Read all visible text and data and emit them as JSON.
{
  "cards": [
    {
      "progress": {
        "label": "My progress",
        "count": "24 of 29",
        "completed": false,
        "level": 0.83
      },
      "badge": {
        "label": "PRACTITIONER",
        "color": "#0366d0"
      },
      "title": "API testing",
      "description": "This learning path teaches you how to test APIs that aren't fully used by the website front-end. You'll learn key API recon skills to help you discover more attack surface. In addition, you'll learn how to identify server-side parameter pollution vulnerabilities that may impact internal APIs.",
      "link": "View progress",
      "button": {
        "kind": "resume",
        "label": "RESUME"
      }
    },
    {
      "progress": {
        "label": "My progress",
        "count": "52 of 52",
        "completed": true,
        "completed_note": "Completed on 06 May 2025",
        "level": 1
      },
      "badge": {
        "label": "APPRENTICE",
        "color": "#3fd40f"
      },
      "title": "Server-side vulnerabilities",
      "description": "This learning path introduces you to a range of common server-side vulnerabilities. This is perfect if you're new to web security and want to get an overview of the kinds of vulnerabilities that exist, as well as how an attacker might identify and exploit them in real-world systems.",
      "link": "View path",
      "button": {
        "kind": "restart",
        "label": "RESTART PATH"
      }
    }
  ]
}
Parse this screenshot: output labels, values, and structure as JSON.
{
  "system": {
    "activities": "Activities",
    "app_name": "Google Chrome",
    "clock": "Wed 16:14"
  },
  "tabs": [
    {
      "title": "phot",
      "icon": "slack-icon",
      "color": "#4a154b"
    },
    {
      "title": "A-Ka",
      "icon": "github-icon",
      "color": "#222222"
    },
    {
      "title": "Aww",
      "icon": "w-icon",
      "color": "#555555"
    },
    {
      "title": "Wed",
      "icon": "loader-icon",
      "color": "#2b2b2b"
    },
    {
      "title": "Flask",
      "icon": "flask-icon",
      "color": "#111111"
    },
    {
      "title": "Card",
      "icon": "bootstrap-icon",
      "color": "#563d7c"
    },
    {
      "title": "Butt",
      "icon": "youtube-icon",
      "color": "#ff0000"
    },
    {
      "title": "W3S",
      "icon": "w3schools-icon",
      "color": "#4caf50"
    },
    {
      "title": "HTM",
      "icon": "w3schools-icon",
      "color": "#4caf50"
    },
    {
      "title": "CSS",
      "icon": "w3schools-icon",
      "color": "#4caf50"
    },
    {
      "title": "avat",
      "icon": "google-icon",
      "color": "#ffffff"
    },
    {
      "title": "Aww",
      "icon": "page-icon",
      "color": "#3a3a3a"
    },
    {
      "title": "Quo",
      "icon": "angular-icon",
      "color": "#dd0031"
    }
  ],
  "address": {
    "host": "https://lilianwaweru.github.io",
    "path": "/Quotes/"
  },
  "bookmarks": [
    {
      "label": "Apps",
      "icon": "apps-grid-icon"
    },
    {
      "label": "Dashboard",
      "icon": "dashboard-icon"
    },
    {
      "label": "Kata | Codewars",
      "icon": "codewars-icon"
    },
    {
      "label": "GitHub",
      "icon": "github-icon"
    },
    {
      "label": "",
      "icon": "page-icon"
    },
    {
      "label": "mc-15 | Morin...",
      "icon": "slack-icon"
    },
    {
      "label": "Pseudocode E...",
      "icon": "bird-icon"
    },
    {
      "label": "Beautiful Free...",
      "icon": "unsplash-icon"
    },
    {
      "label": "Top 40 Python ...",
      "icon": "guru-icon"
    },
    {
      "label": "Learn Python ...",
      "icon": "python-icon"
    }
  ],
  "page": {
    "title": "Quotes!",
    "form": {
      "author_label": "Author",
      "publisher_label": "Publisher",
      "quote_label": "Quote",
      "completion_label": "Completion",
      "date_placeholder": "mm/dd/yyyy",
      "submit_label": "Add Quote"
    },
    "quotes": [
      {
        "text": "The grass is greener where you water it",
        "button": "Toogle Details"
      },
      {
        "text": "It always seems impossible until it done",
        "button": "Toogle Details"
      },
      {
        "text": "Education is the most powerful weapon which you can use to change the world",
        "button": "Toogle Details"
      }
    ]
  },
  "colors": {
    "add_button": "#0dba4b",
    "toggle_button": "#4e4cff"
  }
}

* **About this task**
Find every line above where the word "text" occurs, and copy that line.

* **Completed exercise**
Read all visible text and data and emit them as JSON.
        "text": "The grass is greener where you water it",
        "text": "It always seems impossible until it done",
        "text": "Education is the most powerful weapon which you can use to change the world",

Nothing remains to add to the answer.